For weeks, Republicans have said the president's reluctance to call the attacks terrorism is a sign his administration doesn't have a competent national security policy. Last night, the president said he did call it an act of terror within 24 hours of the attacks. That is a new explanation, and it triggered a clash between the president, Romney and the debate moderator.
Note how the framing accepts the GOP's version of reality: The "president's reluctance to call the attacks terrorism" is presented as a fact that the Republicans are offering an interpretation of (that it's a sign of incompetent policy), and the president's now month-old remarks are identified as a "new explanation."
CBS then played the debate exchange, followed by Obama's actual Rose Garden statement (9/13/12):
No acts of terror will ever shake the resolve of this great nation,
alter that character or eclipse the light of the values that we stand for.
Then Crawford editorializes:
But with that statement, Mr. Obama didn't directly say the Libya attack qualified as one of those acts of terror.
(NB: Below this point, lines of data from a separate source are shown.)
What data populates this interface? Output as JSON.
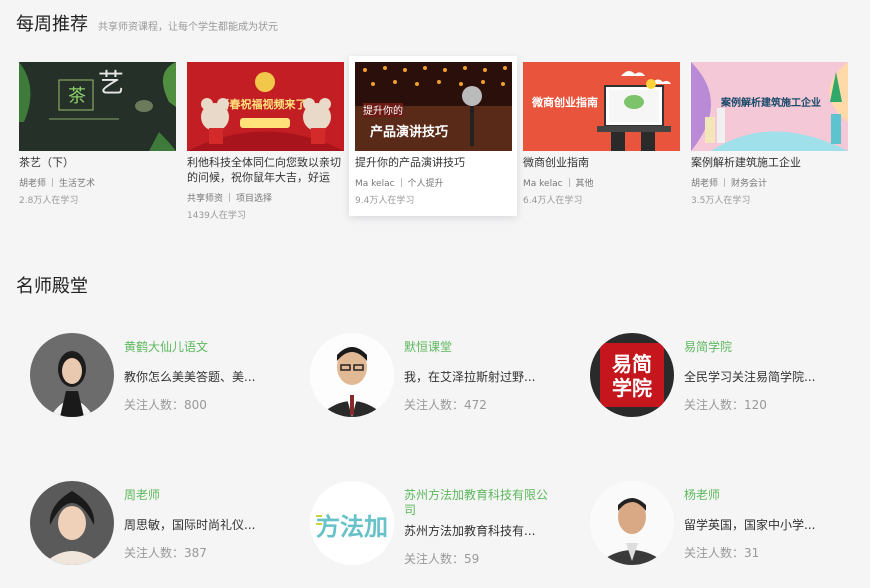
{
  "weekly": {
    "title": "每周推荐",
    "subtitle": "共享师资课程，让每个学生都能成为状元",
    "courses": [
      {
        "title": "茶艺（下）",
        "teacher": "胡老师",
        "category": "生活艺术",
        "learners": "2.8万人在学习",
        "thumb_text": "艺",
        "thumb_bg": "#243028"
      },
      {
        "title": "利他科技全体同仁向您致以亲切的问候，祝你鼠年大吉，好运连...",
        "teacher": "共享师资",
        "category": "项目选择",
        "learners": "1439人在学习",
        "thumb_text": "新春祝福视频来了!",
        "thumb_bg": "#c41e25"
      },
      {
        "title": "提升你的产品演讲技巧",
        "teacher": "Ma kelac",
        "category": "个人提升",
        "learners": "9.4万人在学习",
        "thumb_text": "产品演讲技巧",
        "thumb_text2": "提升你的",
        "thumb_bg": "#3a1a12"
      },
      {
        "title": "微商创业指南",
        "teacher": "Ma kelac",
        "category": "其他",
        "learners": "6.4万人在学习",
        "thumb_text": "微商创业指南",
        "thumb_bg": "#e8543c"
      },
      {
        "title": "案例解析建筑施工企业",
        "teacher": "胡老师",
        "category": "财务会计",
        "learners": "3.5万人在学习",
        "thumb_text": "案例解析建筑施工企业",
        "thumb_bg": "#7fd3e0"
      }
    ]
  },
  "hall": {
    "title": "名师殿堂",
    "follow_label": "关注人数：",
    "teachers": [
      {
        "name": "黄鹤大仙儿语文",
        "desc": "教你怎么美美答题、美...",
        "followers": "800"
      },
      {
        "name": "默恒课堂",
        "desc": "我，在艾泽拉斯射过野...",
        "followers": "472"
      },
      {
        "name": "易简学院",
        "desc": "全民学习关注易简学院...",
        "followers": "120",
        "logo_text": "易简学院"
      },
      {
        "name": "周老师",
        "desc": "周思敏，国际时尚礼仪...",
        "followers": "387"
      },
      {
        "name": "苏州方法加教育科技有限公司",
        "desc": "苏州方法加教育科技有...",
        "followers": "59",
        "logo_text": "方法加"
      },
      {
        "name": "杨老师",
        "desc": "留学英国，国家中小学...",
        "followers": "31"
      }
    ]
  },
  "colors": {
    "accent_green": "#5cb85c",
    "background": "#f5f5f6"
  }
}
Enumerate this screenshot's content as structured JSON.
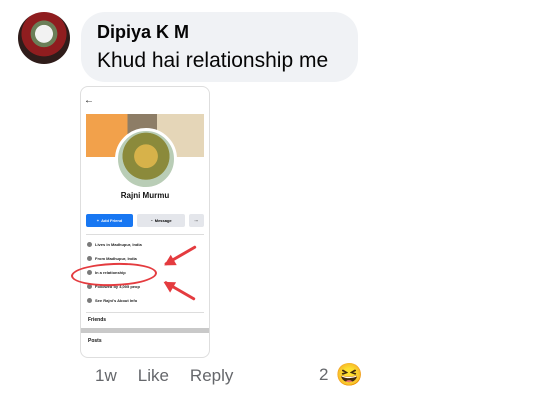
{
  "comment": {
    "author": "Dipiya K M",
    "text": "Khud hai relationship me"
  },
  "embedded": {
    "status_left": "",
    "status_right": "",
    "profile_name": "Rajni Murmu",
    "buttons": {
      "add_friend": "Add Friend",
      "message": "Message",
      "more": "···"
    },
    "info": [
      {
        "icon": "home-icon",
        "text": "Lives in Madhupur, India"
      },
      {
        "icon": "location-icon",
        "text": "From Madhupur, India"
      },
      {
        "icon": "heart-icon",
        "text": "In a relationship"
      },
      {
        "icon": "followers-icon",
        "text": "Followed by 4,005 peop"
      },
      {
        "icon": "more-icon",
        "text": "See Rajni's About Info"
      }
    ],
    "sections": {
      "friends": "Friends",
      "posts": "Posts"
    },
    "colors": {
      "facebook_blue": "#1877f2",
      "annotation_red": "#e43b3f"
    }
  },
  "actions": {
    "time": "1w",
    "like": "Like",
    "reply": "Reply",
    "reaction_count": "2",
    "reaction_emoji": "😆"
  }
}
Earlier in his remarks, he seemed to suggest the attacks instead were triggered by an anti-Muslim video.
It's true that Obama didn't say, "No act of terror, like the one in Benghazi, will ever shake the resolve of this great nation." One might just as easily observe that Franklin Roosevelt did not begin his famous speech, "December 7, 1941–a date that will live in infamy because of the attack on Pearl Harbor."
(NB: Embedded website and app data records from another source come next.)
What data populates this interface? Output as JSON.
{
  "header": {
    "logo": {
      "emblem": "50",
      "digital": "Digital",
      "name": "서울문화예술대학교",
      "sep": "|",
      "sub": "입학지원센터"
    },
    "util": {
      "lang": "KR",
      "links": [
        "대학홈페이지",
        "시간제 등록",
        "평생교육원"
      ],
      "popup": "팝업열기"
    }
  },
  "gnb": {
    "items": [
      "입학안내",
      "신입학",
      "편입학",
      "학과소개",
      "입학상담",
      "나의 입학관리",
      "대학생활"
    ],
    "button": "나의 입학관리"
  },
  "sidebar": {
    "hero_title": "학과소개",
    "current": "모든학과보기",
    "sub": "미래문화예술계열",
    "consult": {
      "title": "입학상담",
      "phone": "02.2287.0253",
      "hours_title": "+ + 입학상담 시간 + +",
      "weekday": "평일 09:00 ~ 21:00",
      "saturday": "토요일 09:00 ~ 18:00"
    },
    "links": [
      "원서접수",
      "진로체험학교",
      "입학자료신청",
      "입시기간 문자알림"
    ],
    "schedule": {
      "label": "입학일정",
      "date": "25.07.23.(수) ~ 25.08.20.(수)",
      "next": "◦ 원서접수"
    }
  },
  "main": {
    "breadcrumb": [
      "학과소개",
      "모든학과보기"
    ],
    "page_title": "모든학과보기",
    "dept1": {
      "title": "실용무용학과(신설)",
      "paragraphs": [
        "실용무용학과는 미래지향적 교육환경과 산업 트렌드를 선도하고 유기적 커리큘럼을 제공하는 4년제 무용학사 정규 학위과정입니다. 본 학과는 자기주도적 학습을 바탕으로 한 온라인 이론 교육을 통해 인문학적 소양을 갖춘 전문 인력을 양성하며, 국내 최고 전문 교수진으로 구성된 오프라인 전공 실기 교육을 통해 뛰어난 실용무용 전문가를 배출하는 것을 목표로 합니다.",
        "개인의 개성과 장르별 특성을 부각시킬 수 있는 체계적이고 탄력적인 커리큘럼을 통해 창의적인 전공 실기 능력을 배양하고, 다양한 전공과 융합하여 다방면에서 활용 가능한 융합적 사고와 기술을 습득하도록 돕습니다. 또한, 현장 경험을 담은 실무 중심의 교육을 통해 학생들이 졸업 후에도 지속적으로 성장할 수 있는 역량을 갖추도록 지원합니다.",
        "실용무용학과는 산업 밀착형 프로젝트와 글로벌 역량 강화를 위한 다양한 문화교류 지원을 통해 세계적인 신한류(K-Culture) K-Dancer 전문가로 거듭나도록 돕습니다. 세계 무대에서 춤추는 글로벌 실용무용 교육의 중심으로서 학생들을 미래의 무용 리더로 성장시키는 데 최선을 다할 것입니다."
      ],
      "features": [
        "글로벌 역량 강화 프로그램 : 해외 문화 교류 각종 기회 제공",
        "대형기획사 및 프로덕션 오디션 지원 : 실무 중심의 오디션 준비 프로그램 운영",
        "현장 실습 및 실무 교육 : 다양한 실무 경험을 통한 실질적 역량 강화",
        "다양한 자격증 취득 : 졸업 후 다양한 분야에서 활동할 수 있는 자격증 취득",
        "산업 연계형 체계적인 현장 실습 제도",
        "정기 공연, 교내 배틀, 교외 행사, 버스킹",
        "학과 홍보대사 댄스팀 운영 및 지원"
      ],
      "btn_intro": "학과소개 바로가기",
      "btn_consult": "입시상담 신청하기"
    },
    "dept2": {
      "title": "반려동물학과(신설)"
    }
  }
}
More than likely, though, Roosevelt expected us to assume that the date would live in infamy because of the Japanese attack, since that was the whole reason he was giving the speech in the first place.
The second part of that paragraph made the strangely common media argument that suggesting that the Benghazi violence was motivated by outrage over the Muhammad video (which is what the people who carried out the violence said when they were asked by the New York Times) implies that you think that the violence was not terrorism–as if terrorists can't be outraged by a video, I guess. It's not an argument that bears a lot of thinking about.
Here's a thought experiment: Imagine that for some reason it was considered a political liability to have claimed that the Benghazi attack was terrorism. In the debate, Romney accuses Obama of having called it an "act of terror," and Obama denies it. Do you think CBS Evening News, or anyone else, would be running segments explaining that while Obama used the phrase in his statement about the attack, he didn't explicitly say he was talking about the attack in that sentence? That would be no more peculiar than the segment CBS actually ran.
Now, many Republicans say they think that Romney missed a real opportunity last night to forcefully challenge Crowley and the president over what they say, Scott, is a new timeline that just doesn't square with the facts.
She began with Republican spin and ended up with Republican spin. At least she's consistent.